##### Exercise inputs
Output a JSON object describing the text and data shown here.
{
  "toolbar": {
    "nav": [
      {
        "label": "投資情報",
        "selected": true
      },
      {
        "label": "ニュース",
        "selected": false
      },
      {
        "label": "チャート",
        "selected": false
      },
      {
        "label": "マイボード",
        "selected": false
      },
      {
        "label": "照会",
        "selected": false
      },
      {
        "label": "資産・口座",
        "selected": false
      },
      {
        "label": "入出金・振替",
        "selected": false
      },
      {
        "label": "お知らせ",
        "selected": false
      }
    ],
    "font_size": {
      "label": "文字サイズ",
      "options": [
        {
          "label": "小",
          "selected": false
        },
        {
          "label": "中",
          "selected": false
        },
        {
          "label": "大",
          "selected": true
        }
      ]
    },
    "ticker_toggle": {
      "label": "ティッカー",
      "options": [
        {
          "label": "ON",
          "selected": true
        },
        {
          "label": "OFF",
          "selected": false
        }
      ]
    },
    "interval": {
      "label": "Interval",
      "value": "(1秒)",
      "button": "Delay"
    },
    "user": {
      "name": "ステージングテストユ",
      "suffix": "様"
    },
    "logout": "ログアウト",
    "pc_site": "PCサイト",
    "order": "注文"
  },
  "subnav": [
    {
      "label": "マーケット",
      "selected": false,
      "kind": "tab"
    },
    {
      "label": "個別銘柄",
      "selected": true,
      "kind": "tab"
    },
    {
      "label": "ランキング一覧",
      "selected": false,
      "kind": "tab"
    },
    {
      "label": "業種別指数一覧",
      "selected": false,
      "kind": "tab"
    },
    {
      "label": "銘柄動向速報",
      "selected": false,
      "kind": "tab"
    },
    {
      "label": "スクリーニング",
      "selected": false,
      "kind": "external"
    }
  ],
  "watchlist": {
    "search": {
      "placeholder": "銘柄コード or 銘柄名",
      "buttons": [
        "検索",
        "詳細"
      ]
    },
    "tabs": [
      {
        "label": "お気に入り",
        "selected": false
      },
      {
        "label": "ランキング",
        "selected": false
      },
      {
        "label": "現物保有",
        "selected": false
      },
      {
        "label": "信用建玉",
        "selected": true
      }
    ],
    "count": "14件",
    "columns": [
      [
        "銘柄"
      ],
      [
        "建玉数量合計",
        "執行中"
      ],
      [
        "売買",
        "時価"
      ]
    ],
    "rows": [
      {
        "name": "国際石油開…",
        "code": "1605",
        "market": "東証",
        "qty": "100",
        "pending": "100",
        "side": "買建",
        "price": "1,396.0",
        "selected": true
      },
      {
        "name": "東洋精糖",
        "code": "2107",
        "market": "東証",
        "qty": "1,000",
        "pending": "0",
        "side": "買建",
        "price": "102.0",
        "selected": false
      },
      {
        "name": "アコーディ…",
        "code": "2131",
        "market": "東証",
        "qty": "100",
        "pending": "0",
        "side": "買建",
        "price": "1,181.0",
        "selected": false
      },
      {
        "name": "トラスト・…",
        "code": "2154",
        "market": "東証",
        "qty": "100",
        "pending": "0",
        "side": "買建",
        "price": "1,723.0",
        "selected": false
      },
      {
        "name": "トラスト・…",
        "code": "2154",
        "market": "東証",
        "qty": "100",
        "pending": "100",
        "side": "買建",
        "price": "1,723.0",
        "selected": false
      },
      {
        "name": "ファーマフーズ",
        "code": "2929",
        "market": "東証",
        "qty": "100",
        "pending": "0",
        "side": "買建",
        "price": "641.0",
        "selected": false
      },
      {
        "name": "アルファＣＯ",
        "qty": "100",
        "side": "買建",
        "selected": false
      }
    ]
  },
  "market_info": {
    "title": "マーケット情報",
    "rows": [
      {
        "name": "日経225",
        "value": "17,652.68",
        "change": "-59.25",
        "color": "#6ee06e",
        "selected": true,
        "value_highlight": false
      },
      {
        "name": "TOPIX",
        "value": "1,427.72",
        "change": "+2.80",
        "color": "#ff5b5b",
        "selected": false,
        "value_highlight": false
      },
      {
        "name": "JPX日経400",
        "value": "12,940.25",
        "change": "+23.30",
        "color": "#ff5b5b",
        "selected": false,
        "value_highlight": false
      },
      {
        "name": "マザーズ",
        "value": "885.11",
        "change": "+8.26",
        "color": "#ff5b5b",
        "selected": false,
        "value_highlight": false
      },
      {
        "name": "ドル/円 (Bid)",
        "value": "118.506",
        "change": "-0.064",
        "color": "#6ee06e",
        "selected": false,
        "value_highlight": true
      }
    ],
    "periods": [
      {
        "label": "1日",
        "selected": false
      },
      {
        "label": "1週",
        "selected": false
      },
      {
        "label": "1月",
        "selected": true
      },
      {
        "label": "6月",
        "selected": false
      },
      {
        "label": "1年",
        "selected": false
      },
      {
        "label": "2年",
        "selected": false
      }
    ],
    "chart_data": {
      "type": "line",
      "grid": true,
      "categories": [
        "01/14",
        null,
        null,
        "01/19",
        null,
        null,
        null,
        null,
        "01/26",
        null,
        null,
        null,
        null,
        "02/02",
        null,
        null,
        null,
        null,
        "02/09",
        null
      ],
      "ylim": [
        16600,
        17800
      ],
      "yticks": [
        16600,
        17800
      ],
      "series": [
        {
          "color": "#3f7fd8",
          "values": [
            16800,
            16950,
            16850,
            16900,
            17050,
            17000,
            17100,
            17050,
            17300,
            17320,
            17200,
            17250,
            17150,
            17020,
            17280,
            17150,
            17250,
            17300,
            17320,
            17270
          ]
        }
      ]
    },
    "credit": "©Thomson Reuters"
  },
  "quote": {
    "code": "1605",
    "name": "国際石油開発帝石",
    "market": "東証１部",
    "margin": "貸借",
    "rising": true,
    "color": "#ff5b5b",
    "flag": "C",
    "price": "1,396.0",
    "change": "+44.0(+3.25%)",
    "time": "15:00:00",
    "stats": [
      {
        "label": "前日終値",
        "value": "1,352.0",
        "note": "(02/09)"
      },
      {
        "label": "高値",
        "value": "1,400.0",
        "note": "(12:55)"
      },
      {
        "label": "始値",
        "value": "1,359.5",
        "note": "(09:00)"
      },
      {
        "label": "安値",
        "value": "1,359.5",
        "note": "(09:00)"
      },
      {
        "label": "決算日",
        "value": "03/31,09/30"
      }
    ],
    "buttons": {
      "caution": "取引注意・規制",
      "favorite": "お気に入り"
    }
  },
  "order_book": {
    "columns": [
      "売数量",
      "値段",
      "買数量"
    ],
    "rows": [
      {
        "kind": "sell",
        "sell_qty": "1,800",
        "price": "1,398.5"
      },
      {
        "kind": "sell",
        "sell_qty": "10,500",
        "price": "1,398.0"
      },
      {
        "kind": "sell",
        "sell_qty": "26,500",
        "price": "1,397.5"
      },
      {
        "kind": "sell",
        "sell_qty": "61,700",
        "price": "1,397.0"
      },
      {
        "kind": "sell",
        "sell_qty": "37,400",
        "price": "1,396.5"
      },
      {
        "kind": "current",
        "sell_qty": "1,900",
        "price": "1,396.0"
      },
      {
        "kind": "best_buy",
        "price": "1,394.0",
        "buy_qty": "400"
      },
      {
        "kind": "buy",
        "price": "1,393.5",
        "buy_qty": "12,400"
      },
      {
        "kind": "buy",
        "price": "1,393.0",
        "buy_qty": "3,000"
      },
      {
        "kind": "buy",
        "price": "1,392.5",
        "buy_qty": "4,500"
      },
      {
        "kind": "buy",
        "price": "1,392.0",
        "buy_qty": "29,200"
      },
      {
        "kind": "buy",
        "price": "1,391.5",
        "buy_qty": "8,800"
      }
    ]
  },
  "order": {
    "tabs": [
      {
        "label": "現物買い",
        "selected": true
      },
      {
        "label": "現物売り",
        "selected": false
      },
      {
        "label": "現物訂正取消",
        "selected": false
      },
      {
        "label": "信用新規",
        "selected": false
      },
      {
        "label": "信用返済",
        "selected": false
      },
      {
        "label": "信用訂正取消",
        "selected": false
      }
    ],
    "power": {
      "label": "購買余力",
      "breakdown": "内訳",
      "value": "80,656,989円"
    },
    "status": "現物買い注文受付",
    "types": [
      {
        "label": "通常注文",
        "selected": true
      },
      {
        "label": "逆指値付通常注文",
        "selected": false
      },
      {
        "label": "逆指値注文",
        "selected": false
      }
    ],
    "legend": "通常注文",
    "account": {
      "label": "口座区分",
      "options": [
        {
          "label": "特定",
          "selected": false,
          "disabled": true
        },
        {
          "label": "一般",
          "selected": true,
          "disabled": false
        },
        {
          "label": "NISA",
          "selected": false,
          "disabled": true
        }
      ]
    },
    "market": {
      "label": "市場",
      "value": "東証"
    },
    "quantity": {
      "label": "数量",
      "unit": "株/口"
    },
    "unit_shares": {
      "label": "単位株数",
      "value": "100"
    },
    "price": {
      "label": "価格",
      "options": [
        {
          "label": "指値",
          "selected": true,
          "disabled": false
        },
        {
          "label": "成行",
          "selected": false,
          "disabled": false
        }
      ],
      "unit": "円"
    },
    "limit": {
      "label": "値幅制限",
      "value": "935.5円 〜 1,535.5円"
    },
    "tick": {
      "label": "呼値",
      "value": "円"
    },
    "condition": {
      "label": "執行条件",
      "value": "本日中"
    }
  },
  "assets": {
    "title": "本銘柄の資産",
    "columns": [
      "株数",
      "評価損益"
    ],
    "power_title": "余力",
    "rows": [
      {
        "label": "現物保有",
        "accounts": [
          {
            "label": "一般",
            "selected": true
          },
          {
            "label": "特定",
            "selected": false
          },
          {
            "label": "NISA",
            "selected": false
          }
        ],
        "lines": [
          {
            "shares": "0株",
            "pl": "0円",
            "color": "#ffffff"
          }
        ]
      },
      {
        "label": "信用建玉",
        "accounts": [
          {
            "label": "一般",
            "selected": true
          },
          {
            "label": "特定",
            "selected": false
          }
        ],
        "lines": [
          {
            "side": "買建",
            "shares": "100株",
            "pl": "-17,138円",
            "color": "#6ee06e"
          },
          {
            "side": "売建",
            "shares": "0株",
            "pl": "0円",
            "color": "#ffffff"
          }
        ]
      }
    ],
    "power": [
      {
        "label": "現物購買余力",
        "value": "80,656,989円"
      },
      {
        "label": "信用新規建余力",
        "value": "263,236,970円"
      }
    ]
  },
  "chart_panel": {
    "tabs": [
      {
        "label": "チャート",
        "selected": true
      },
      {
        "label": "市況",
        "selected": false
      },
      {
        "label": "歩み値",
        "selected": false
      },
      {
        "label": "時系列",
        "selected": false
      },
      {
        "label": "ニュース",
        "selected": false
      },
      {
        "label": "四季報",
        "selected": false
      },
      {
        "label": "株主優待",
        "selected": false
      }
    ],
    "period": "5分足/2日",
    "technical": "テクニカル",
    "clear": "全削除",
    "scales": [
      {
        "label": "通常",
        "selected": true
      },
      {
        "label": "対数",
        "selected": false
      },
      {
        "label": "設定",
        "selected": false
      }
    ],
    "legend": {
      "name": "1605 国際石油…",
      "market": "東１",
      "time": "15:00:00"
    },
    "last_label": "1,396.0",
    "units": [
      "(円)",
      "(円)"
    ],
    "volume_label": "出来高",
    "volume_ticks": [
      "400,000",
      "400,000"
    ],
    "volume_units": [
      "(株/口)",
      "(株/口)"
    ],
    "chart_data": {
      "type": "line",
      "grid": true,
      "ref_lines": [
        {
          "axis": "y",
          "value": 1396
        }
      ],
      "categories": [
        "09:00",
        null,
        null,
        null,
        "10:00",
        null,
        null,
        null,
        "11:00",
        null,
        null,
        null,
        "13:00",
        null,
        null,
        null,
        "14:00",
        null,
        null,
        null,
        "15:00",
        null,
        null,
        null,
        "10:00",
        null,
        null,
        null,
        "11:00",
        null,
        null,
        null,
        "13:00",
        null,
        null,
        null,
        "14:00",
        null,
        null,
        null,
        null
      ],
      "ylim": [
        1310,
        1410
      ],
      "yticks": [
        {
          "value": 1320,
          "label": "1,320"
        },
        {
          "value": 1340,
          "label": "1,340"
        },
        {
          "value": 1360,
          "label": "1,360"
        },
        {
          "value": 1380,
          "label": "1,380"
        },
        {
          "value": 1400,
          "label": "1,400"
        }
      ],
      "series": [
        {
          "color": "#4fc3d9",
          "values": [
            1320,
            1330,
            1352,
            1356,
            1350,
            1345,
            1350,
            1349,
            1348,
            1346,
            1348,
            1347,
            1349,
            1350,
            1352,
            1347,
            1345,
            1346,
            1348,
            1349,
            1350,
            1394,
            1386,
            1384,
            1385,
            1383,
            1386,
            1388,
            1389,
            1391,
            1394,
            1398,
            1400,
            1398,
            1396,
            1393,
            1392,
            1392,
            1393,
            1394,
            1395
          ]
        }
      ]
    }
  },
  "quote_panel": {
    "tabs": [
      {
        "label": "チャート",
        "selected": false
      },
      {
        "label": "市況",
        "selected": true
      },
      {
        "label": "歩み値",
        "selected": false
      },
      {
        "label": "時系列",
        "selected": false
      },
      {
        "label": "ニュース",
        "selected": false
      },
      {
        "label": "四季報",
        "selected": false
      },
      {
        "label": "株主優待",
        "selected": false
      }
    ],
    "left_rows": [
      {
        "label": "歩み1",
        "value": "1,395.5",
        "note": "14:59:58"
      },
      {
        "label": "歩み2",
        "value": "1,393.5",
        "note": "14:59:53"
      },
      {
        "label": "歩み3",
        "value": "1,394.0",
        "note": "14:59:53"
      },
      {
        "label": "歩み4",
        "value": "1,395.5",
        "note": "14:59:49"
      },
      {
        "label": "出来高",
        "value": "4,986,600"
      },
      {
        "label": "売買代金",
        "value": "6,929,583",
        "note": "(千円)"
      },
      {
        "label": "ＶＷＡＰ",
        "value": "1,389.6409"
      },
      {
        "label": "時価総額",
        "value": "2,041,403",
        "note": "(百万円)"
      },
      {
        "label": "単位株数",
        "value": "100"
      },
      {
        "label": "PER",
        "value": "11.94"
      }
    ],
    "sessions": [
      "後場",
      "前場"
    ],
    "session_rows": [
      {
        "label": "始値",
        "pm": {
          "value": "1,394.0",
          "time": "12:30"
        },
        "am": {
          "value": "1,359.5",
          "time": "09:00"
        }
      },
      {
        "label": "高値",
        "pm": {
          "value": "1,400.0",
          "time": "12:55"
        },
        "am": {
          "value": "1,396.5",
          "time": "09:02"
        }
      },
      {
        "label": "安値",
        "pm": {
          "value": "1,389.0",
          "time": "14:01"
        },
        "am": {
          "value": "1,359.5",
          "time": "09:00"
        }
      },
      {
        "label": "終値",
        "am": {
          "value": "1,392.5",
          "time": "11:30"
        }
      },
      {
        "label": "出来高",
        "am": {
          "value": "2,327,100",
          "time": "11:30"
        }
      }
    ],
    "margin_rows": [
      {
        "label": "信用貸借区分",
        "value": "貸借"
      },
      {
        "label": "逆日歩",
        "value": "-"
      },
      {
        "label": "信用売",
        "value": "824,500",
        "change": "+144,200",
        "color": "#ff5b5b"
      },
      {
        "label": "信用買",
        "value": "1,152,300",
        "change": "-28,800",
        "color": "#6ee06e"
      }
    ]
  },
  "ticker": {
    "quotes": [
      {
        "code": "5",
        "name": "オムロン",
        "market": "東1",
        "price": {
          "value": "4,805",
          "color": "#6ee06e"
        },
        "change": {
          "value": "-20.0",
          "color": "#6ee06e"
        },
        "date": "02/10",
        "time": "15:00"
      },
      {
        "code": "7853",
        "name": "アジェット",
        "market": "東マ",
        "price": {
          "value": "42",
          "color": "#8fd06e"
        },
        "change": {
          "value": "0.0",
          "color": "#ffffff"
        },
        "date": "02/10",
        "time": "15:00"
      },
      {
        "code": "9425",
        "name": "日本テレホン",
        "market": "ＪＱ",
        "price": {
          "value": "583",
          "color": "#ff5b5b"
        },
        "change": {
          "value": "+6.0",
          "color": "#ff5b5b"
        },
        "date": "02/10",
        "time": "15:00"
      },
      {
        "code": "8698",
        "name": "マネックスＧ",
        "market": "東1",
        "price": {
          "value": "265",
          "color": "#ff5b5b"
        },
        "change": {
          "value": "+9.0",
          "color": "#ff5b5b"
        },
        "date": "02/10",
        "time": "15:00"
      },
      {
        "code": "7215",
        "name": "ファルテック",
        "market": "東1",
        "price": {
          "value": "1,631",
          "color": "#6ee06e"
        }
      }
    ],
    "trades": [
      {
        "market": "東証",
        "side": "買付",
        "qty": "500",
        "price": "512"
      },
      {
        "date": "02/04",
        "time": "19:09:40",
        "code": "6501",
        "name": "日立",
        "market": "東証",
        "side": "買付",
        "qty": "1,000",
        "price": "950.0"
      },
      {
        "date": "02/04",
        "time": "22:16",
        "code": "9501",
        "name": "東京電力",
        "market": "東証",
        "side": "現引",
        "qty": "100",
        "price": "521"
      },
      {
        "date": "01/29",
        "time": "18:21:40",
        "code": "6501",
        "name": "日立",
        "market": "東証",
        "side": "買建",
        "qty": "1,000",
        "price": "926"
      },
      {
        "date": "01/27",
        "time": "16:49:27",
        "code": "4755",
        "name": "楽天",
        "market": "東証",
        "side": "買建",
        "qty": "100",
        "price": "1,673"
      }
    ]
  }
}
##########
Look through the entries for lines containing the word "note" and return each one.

Response for this exercise —
        "note": "(02/09)"
        "note": "(12:55)"
        "note": "(09:00)"
        "note": "(09:00)"
        "note": "14:59:58"
        "note": "14:59:53"
        "note": "14:59:53"
        "note": "14:59:49"
        "note": "(千円)"
        "note": "(百万円)"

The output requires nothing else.